Japan diary: The simple fix that could shake up Japan’s economy

It was a gorgeous day in Tokyo –  the views from the tower of the Imperial Hotel are a nice reminder of some of the reasons I love it here (from the 17th floor you can just see Mount Fuji on a clear day). 

Over lunch I talked to just-retired strategist and Japan expert Andrew Smithers. Later, I talked to an official from Japan’s Ministry of Finance at a reception for the Daiwa Anglo Japanese Foundation (of which I am a trustee) at the British Embassy. 

With both I talked about the odd way in which foreigners insist in thinking of Japan as an economic wasteland, when it quite clearly is not (see my last post). That does not, of course, mean that it couldn’t do with improvement.

Smithers offers one simple way to improve a range of things in Japan – cut the depreciation allowances given to Japanese companies. These are currently much higher than in other countries, and far higher than productivity rates suggest they should be. This encourages over-investment (otherwise why would a country with a falling and ageing population invest so much?) and also allows companies to massively understate their profits (and hence their tax bill).

Cut the allowances and you could set off a chain of excellent results: profits would rise; tax revenues would rise; then, wages would be likely to rise and so might dividends. Finally, as wages rose so might consumption – providing a start at least to the rebalancing from investing and towards consumption* most think Japan needs.

Smithers says he sees no sign that Abe might be interested in this idea, but when I asked the man from the MoF if he thought Andrew was right, he said that he thought he was entirely right. There is hope.

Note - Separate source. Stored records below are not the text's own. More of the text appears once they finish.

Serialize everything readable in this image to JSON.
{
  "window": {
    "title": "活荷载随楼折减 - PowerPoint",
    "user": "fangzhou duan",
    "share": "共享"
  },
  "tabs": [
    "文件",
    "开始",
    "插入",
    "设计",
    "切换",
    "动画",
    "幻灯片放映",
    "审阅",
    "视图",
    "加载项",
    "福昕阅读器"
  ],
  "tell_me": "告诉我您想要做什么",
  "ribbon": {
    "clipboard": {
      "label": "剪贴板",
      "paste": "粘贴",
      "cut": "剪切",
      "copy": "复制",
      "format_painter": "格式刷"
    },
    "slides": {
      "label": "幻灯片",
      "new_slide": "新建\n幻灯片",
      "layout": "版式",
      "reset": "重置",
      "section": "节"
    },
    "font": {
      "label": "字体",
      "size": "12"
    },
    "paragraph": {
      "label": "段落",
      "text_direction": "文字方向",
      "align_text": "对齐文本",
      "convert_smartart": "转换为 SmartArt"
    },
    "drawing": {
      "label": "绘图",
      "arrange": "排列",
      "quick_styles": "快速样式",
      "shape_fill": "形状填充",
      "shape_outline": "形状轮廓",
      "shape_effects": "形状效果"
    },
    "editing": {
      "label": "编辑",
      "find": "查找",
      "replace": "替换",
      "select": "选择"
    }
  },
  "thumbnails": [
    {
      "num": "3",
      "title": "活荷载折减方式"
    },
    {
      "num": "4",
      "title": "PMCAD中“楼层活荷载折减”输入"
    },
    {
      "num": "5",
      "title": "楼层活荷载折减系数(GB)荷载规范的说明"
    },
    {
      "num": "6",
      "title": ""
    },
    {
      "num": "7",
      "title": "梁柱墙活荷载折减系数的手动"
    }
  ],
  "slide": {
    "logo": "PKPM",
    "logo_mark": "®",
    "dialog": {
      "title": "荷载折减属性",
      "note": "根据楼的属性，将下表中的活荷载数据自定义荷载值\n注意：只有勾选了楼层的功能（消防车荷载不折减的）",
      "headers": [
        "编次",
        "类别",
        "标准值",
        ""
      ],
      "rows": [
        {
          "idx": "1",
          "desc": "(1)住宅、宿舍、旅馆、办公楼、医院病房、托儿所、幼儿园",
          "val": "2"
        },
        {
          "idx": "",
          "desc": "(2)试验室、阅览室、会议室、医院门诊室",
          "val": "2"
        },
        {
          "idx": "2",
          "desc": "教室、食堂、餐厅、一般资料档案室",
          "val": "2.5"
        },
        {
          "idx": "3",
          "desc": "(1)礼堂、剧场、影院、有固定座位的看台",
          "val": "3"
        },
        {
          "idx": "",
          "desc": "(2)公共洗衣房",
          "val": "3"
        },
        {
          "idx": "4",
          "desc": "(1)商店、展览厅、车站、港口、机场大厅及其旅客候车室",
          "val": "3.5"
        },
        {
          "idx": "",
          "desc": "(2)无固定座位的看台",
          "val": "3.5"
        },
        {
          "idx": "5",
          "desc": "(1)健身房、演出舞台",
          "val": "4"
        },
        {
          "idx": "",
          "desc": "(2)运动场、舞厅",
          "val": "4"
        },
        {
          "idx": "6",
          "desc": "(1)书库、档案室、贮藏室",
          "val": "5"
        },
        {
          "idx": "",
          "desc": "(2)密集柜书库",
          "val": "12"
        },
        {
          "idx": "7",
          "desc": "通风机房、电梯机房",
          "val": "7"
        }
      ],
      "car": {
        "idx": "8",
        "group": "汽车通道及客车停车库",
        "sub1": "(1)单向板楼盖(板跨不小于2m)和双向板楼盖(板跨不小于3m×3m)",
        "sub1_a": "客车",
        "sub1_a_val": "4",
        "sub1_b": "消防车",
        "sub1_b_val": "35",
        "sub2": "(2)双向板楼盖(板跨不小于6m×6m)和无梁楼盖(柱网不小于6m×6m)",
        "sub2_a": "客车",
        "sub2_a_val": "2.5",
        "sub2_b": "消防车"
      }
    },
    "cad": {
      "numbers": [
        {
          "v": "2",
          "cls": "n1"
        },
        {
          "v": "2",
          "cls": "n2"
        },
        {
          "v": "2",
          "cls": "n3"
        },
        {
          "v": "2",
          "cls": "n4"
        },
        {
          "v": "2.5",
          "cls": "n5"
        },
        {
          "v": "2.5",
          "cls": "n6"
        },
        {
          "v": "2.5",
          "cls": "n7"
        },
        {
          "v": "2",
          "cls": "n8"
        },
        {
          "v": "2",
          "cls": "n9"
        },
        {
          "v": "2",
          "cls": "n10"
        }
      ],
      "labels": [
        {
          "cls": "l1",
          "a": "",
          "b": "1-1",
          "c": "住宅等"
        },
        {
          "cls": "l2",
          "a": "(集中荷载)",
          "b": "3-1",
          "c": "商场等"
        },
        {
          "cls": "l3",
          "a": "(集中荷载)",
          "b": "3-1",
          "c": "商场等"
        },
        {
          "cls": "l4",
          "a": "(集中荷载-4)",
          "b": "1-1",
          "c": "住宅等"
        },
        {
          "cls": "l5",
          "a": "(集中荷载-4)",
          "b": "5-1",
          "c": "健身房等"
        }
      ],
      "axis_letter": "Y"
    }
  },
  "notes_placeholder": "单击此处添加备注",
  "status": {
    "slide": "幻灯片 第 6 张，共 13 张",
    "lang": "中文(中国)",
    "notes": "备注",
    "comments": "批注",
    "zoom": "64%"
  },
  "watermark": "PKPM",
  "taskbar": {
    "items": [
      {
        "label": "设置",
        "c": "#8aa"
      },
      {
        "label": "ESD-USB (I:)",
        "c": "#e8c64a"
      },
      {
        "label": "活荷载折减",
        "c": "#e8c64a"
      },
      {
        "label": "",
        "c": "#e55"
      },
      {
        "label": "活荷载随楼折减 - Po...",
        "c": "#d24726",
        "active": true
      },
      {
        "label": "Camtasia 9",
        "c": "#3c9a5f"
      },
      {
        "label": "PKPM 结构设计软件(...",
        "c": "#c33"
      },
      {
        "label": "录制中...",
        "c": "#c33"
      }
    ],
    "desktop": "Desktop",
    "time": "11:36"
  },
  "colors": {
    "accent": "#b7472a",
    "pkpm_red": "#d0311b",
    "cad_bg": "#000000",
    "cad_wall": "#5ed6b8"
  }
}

You can read Andrew’s blogs on the matter for the FT here.

*The roads in Japan are full of gorgeously coloured cars, something that I think must reflect the reality of marketing consumer goods in an ageing society: if you want to keep sales up, you have to find a way to turn something bought infrequently into something bought more often by making it into a fashion item.